The study, conducted by the U.S. Geological Survey (USGS), Wildlife Genetics International, the University of Montana, and the Interagency Grizzly Bear Study Team said that the amount of bears successfully passing genes to the next generation increased from 100 in 1980’s to 450 in the 2000s. In 2014 the number was estimated to be between 674-839 Grizzly bears in the Greater Yellowstone area.

Grizzlies have been on the Endangered Species list since 1975. With rising animal numbers and limited resources, some hunting advocates are now calling for the animals’ delisting.

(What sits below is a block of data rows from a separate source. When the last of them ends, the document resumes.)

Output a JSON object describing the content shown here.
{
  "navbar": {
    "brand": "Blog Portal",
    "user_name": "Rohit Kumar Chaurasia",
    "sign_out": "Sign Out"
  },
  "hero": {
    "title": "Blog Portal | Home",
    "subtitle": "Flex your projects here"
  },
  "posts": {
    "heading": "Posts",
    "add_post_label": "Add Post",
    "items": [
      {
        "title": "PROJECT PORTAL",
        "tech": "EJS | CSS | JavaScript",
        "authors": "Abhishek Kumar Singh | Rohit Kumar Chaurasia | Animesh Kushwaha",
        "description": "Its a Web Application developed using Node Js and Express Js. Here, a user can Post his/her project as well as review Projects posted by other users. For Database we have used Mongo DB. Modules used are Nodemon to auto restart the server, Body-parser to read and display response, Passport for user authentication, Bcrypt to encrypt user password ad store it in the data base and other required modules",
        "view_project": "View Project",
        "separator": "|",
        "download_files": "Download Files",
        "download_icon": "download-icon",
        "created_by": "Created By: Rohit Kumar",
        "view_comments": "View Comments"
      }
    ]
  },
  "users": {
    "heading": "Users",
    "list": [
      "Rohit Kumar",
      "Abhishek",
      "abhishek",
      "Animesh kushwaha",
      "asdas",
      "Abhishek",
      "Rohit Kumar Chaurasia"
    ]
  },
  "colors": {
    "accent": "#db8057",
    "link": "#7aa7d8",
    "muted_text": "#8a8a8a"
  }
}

In 2015 alone, 47 grizzly bears have been killed or removed from the ecosystem. But while some, including Yellowstone Ecosystem and the Interagency Grizzly Bear Study Team, believe that the animals should be delisted, a study by Harmony Kristin Szarek of Ohio State University found that sixty percent of grizzly experts disagree. For its part, Montana is hesitant to delist because the nature-related tourism in the Greater Yellowstone Area is a $1 billion industry. In 2014, a study reported that Yellowstone National Park could potentially lose $10 million in annual revenue without the promise of seeing a roadside Grizzly Bear.